--- START ---

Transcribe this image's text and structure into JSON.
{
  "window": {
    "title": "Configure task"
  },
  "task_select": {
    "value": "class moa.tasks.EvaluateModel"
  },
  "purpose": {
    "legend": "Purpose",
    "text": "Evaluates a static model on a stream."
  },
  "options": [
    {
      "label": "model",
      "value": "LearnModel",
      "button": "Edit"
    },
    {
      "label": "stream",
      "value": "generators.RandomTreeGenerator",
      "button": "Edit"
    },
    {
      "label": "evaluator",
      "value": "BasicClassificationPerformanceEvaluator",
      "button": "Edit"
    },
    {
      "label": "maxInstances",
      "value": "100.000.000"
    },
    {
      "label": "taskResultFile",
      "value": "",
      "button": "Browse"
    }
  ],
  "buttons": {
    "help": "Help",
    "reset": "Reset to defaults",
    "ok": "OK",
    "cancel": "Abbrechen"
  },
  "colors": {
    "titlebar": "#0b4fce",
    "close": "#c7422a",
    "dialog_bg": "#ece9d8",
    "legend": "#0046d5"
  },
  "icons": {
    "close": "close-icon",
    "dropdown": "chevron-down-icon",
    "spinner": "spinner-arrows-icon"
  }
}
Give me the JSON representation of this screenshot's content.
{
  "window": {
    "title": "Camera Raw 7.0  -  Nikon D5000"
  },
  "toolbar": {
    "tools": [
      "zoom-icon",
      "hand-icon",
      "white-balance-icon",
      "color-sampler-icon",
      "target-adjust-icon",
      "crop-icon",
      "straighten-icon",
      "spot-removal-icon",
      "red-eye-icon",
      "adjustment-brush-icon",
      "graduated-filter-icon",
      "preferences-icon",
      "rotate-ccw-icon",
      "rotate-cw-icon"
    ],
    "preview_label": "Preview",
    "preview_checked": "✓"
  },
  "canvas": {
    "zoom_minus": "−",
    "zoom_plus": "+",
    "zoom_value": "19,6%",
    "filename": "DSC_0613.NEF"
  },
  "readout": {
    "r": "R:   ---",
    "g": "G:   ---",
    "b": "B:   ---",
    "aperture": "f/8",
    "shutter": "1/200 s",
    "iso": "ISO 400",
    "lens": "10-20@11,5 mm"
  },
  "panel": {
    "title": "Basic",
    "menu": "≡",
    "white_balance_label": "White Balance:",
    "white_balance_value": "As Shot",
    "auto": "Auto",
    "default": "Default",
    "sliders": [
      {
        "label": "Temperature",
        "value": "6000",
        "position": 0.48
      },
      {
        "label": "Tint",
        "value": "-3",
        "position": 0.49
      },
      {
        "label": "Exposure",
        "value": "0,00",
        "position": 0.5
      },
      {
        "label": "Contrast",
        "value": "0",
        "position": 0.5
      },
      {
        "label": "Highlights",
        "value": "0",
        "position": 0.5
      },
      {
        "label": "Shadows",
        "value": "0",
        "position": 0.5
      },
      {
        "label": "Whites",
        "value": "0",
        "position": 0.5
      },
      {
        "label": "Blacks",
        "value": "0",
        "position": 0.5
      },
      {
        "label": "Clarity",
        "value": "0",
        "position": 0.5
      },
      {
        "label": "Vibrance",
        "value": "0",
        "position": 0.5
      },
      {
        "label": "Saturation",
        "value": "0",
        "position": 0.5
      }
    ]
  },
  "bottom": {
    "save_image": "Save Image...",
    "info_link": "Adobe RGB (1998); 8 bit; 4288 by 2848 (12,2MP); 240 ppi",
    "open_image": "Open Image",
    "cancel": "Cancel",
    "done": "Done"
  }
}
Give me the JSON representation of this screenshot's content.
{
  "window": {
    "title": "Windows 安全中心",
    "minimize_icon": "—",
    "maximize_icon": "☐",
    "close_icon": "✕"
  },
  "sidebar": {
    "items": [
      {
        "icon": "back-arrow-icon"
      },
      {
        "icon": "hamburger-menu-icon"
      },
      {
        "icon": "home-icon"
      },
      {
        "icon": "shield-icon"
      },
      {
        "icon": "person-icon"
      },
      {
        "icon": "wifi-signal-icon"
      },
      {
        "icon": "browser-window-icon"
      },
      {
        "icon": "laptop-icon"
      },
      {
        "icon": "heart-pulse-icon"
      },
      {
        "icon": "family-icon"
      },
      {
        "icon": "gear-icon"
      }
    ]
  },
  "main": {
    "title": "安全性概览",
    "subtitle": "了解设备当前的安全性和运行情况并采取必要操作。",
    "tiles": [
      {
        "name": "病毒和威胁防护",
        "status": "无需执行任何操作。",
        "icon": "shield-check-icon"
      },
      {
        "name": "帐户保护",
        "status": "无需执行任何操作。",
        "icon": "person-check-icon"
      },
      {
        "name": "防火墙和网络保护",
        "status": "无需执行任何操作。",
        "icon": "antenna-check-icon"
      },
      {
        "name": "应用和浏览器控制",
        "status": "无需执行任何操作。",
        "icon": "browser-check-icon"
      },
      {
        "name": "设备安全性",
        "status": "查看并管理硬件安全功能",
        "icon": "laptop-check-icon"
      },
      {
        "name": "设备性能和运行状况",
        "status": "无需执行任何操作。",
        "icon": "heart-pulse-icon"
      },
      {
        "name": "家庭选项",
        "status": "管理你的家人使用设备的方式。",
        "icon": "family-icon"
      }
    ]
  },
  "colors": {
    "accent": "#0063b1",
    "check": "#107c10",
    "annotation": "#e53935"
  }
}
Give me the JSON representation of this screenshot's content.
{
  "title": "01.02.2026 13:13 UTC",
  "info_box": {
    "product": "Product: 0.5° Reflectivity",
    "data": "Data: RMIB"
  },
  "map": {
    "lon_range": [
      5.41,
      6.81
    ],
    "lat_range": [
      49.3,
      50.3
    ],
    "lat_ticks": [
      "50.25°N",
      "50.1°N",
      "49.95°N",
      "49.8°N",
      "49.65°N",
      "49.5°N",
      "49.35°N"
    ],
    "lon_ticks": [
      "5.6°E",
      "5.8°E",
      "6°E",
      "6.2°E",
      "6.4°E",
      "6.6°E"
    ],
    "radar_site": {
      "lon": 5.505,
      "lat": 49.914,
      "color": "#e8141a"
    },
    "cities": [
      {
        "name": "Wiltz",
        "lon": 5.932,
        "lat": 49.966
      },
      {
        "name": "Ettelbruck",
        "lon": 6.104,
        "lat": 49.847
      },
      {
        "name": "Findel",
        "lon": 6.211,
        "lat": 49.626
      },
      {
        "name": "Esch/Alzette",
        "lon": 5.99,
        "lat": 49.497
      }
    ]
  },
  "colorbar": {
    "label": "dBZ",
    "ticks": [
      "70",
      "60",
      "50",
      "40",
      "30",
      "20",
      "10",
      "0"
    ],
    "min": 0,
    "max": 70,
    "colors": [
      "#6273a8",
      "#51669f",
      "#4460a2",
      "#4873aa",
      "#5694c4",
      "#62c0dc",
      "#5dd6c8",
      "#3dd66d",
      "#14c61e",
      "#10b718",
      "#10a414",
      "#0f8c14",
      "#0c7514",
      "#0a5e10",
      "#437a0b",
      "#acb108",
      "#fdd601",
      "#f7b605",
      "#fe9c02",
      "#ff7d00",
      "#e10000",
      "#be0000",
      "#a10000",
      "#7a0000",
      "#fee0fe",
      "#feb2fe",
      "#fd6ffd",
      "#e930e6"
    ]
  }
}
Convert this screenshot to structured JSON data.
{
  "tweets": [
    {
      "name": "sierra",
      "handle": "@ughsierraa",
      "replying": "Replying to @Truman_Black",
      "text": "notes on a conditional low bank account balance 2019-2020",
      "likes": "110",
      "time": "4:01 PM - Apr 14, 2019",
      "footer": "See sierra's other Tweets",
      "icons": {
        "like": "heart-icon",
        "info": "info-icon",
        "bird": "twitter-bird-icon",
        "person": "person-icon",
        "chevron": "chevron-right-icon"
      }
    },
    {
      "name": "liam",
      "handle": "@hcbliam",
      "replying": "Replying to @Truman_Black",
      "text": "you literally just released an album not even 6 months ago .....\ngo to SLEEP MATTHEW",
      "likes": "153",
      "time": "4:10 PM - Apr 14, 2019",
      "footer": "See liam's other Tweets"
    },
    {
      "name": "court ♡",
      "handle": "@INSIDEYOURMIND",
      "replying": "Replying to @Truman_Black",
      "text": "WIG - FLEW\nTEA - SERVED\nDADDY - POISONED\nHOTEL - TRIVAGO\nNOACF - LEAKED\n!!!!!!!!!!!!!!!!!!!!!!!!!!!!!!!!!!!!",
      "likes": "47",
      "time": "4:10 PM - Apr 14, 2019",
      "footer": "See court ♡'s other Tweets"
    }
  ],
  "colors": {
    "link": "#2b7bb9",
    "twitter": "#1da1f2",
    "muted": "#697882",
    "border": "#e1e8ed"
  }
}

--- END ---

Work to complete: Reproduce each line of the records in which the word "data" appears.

Result below:
    "data": "Data: RMIB"
Convert this screenshot to structured JSON data.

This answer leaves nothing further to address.